[Data for this task]

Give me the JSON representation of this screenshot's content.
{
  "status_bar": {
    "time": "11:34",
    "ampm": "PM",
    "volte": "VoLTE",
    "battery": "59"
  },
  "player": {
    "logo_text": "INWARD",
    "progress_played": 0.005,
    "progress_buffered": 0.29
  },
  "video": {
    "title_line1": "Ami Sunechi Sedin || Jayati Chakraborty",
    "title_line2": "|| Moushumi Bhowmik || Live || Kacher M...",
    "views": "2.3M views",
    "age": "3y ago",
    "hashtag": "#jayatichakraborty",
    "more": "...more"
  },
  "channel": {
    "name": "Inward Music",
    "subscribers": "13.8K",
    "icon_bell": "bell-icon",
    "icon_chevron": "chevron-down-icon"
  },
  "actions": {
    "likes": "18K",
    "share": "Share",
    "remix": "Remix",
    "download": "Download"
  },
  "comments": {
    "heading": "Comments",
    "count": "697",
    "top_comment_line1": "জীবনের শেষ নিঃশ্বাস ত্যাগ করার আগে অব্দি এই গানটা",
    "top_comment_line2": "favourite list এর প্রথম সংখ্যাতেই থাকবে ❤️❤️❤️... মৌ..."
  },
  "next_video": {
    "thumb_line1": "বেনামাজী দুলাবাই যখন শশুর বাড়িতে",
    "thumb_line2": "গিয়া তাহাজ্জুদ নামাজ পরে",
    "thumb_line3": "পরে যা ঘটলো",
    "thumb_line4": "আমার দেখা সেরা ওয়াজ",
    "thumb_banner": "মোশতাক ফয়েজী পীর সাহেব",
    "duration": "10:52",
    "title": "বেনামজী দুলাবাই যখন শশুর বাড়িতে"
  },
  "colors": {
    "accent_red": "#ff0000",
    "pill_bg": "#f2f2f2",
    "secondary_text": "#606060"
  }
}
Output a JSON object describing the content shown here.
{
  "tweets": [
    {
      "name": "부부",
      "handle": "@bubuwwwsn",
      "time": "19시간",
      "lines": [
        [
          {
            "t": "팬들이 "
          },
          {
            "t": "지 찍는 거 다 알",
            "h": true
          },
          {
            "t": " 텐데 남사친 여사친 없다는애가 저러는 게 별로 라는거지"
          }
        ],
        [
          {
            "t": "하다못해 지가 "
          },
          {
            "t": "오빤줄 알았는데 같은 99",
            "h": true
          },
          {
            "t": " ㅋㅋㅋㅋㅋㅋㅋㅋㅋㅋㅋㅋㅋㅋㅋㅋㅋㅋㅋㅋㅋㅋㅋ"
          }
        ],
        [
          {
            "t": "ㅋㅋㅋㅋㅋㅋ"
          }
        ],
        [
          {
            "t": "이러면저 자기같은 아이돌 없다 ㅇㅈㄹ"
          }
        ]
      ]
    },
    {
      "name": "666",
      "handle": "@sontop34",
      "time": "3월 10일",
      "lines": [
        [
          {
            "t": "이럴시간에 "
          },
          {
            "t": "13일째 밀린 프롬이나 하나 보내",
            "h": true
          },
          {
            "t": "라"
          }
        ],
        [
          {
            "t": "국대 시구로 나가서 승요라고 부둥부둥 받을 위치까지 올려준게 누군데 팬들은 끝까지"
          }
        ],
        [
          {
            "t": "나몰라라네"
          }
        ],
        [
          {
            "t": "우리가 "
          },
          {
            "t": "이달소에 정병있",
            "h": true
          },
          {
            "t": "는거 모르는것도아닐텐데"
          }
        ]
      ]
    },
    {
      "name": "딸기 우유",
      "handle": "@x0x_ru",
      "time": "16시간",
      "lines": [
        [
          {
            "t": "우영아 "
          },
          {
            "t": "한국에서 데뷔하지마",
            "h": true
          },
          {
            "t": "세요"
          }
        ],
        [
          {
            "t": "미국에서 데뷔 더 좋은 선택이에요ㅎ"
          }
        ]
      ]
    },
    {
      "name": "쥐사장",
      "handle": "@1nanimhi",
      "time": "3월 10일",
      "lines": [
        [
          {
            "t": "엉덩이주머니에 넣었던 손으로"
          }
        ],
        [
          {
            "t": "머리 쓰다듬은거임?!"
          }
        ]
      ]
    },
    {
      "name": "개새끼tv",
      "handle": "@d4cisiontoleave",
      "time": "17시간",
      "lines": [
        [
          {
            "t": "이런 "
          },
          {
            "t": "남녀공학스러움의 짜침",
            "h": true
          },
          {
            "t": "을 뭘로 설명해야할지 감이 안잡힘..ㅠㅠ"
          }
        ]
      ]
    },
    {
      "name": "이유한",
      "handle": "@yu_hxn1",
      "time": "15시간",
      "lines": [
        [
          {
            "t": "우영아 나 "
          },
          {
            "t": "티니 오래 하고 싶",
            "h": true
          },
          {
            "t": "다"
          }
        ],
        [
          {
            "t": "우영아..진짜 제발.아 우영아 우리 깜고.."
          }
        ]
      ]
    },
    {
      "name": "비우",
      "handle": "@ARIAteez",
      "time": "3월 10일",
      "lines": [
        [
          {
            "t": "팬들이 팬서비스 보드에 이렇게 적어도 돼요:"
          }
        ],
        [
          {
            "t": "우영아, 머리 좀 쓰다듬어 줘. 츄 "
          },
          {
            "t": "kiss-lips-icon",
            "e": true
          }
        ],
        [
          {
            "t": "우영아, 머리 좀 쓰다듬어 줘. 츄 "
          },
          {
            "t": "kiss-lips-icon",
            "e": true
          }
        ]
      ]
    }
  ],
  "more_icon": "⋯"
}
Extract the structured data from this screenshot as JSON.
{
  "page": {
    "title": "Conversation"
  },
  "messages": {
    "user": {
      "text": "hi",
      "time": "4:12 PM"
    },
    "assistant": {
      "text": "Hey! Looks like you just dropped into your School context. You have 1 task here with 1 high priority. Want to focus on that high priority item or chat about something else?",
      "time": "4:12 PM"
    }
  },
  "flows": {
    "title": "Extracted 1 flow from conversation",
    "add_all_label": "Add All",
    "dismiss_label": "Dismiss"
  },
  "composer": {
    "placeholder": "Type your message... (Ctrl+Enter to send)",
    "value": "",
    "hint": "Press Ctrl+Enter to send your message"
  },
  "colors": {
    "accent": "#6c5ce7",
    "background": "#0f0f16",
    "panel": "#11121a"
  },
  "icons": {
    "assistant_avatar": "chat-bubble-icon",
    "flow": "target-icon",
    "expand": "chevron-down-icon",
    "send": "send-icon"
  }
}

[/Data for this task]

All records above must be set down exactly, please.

## Response
Give me the JSON representation of this screenshot's content.
{
  "status_bar": {
    "time": "11:34",
    "ampm": "PM",
    "volte": "VoLTE",
    "battery": "59"
  },
  "player": {
    "logo_text": "INWARD",
    "progress_played": 0.005,
    "progress_buffered": 0.29
  },
  "video": {
    "title_line1": "Ami Sunechi Sedin || Jayati Chakraborty",
    "title_line2": "|| Moushumi Bhowmik || Live || Kacher M...",
    "views": "2.3M views",
    "age": "3y ago",
    "hashtag": "#jayatichakraborty",
    "more": "...more"
  },
  "channel": {
    "name": "Inward Music",
    "subscribers": "13.8K",
    "icon_bell": "bell-icon",
    "icon_chevron": "chevron-down-icon"
  },
  "actions": {
    "likes": "18K",
    "share": "Share",
    "remix": "Remix",
    "download": "Download"
  },
  "comments": {
    "heading": "Comments",
    "count": "697",
    "top_comment_line1": "জীবনের শেষ নিঃশ্বাস ত্যাগ করার আগে অব্দি এই গানটা",
    "top_comment_line2": "favourite list এর প্রথম সংখ্যাতেই থাকবে ❤️❤️❤️... মৌ..."
  },
  "next_video": {
    "thumb_line1": "বেনামাজী দুলাবাই যখন শশুর বাড়িতে",
    "thumb_line2": "গিয়া তাহাজ্জুদ নামাজ পরে",
    "thumb_line3": "পরে যা ঘটলো",
    "thumb_line4": "আমার দেখা সেরা ওয়াজ",
    "thumb_banner": "মোশতাক ফয়েজী পীর সাহেব",
    "duration": "10:52",
    "title": "বেনামজী দুলাবাই যখন শশুর বাড়িতে"
  },
  "colors": {
    "accent_red": "#ff0000",
    "pill_bg": "#f2f2f2",
    "secondary_text": "#606060"
  }
}
Output a JSON object describing the content shown here.
{
  "tweets": [
    {
      "name": "부부",
      "handle": "@bubuwwwsn",
      "time": "19시간",
      "lines": [
        [
          {
            "t": "팬들이 "
          },
          {
            "t": "지 찍는 거 다 알",
            "h": true
          },
          {
            "t": " 텐데 남사친 여사친 없다는애가 저러는 게 별로 라는거지"
          }
        ],
        [
          {
            "t": "하다못해 지가 "
          },
          {
            "t": "오빤줄 알았는데 같은 99",
            "h": true
          },
          {
            "t": " ㅋㅋㅋㅋㅋㅋㅋㅋㅋㅋㅋㅋㅋㅋㅋㅋㅋㅋㅋㅋㅋㅋㅋ"
          }
        ],
        [
          {
            "t": "ㅋㅋㅋㅋㅋㅋ"
          }
        ],
        [
          {
            "t": "이러면저 자기같은 아이돌 없다 ㅇㅈㄹ"
          }
        ]
      ]
    },
    {
      "name": "666",
      "handle": "@sontop34",
      "time": "3월 10일",
      "lines": [
        [
          {
            "t": "이럴시간에 "
          },
          {
            "t": "13일째 밀린 프롬이나 하나 보내",
            "h": true
          },
          {
            "t": "라"
          }
        ],
        [
          {
            "t": "국대 시구로 나가서 승요라고 부둥부둥 받을 위치까지 올려준게 누군데 팬들은 끝까지"
          }
        ],
        [
          {
            "t": "나몰라라네"
          }
        ],
        [
          {
            "t": "우리가 "
          },
          {
            "t": "이달소에 정병있",
            "h": true
          },
          {
            "t": "는거 모르는것도아닐텐데"
          }
        ]
      ]
    },
    {
      "name": "딸기 우유",
      "handle": "@x0x_ru",
      "time": "16시간",
      "lines": [
        [
          {
            "t": "우영아 "
          },
          {
            "t": "한국에서 데뷔하지마",
            "h": true
          },
          {
            "t": "세요"
          }
        ],
        [
          {
            "t": "미국에서 데뷔 더 좋은 선택이에요ㅎ"
          }
        ]
      ]
    },
    {
      "name": "쥐사장",
      "handle": "@1nanimhi",
      "time": "3월 10일",
      "lines": [
        [
          {
            "t": "엉덩이주머니에 넣었던 손으로"
          }
        ],
        [
          {
            "t": "머리 쓰다듬은거임?!"
          }
        ]
      ]
    },
    {
      "name": "개새끼tv",
      "handle": "@d4cisiontoleave",
      "time": "17시간",
      "lines": [
        [
          {
            "t": "이런 "
          },
          {
            "t": "남녀공학스러움의 짜침",
            "h": true
          },
          {
            "t": "을 뭘로 설명해야할지 감이 안잡힘..ㅠㅠ"
          }
        ]
      ]
    },
    {
      "name": "이유한",
      "handle": "@yu_hxn1",
      "time": "15시간",
      "lines": [
        [
          {
            "t": "우영아 나 "
          },
          {
            "t": "티니 오래 하고 싶",
            "h": true
          },
          {
            "t": "다"
          }
        ],
        [
          {
            "t": "우영아..진짜 제발.아 우영아 우리 깜고.."
          }
        ]
      ]
    },
    {
      "name": "비우",
      "handle": "@ARIAteez",
      "time": "3월 10일",
      "lines": [
        [
          {
            "t": "팬들이 팬서비스 보드에 이렇게 적어도 돼요:"
          }
        ],
        [
          {
            "t": "우영아, 머리 좀 쓰다듬어 줘. 츄 "
          },
          {
            "t": "kiss-lips-icon",
            "e": true
          }
        ],
        [
          {
            "t": "우영아, 머리 좀 쓰다듬어 줘. 츄 "
          },
          {
            "t": "kiss-lips-icon",
            "e": true
          }
        ]
      ]
    }
  ],
  "more_icon": "⋯"
}
Extract the structured data from this screenshot as JSON.
{
  "page": {
    "title": "Conversation"
  },
  "messages": {
    "user": {
      "text": "hi",
      "time": "4:12 PM"
    },
    "assistant": {
      "text": "Hey! Looks like you just dropped into your School context. You have 1 task here with 1 high priority. Want to focus on that high priority item or chat about something else?",
      "time": "4:12 PM"
    }
  },
  "flows": {
    "title": "Extracted 1 flow from conversation",
    "add_all_label": "Add All",
    "dismiss_label": "Dismiss"
  },
  "composer": {
    "placeholder": "Type your message... (Ctrl+Enter to send)",
    "value": "",
    "hint": "Press Ctrl+Enter to send your message"
  },
  "colors": {
    "accent": "#6c5ce7",
    "background": "#0f0f16",
    "panel": "#11121a"
  },
  "icons": {
    "assistant_avatar": "chat-bubble-icon",
    "flow": "target-icon",
    "expand": "chevron-down-icon",
    "send": "send-icon"
  }
}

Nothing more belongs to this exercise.